If an employee requests reasonable accommodation(s) through the DRC, a member of the Workplace Access staff will contact you to discuss the request. The Workplace Access staff member may request a copy of the employee’s job description and ask you questions about the employee’s duties and responsibilities, including the frequency with which particular tasks are performed. The DRC greatly appreciates your prompt response and partnership throughout this process.

Based on the information gathered from the employee, supervisor, and other individuals as appropriate, the DRC will make a determination about whether the accommodation requested is reasonable and will communicate its determination in writing to the employee and supervisor.

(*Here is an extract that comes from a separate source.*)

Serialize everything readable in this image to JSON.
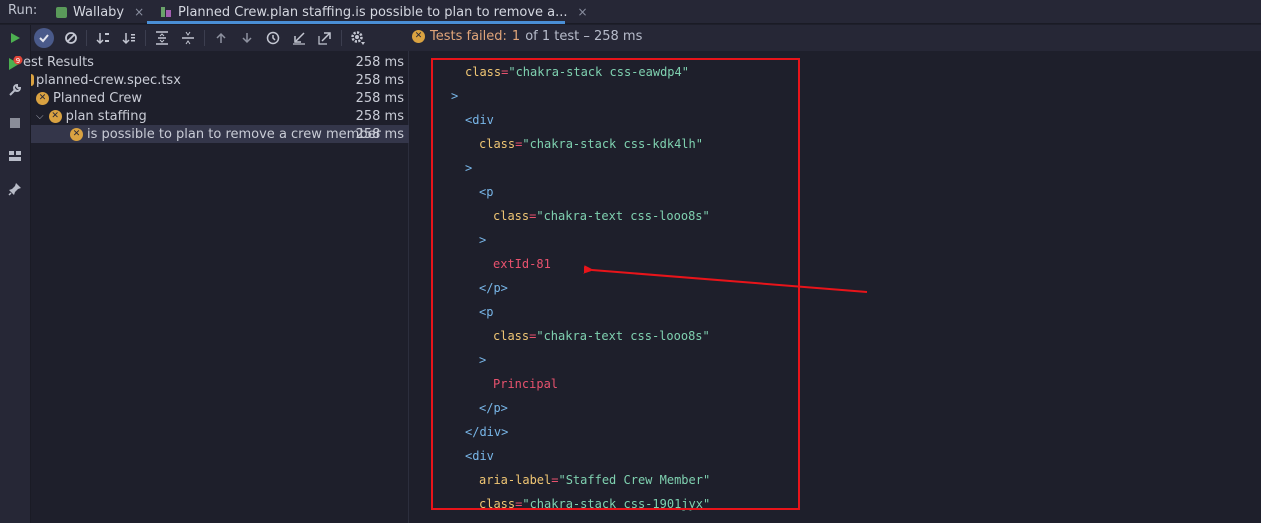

Examples of Reasonable Accommodations:

Sample Scenarios:

The following statements could be requests for accommodation. In these types of situations, please contact the DRC for consultation and/or refer the employee to the DRC.

  • “I have exhausted all of my FML, but my doctor has not released me to return to work. I need an additional month of leave.”
  • “My doctor has released me to return to work after my shoulder surgery, but I’m unable to lift 20 pounds for the next six weeks.”
  • “I recently started using hearing aids, but I am still having trouble hearing sometimes when I am using my office phone.”
  • “I’m having a hard time making it across campus for meetings because of my arthritis.”
  • “Because of some health issues, I’d like to be able to work from home once a week.”

As noted above, if it is part of your department’s typical practice to approve certain types of requests (e.g., to work remotely, receive additional leave, or receive light duty), you may approve these types of requests without referring an employee to the DRC.  However, please do not request or review employee medical documentation and before denying such a request, the employee should be referred to the DRC for consultation.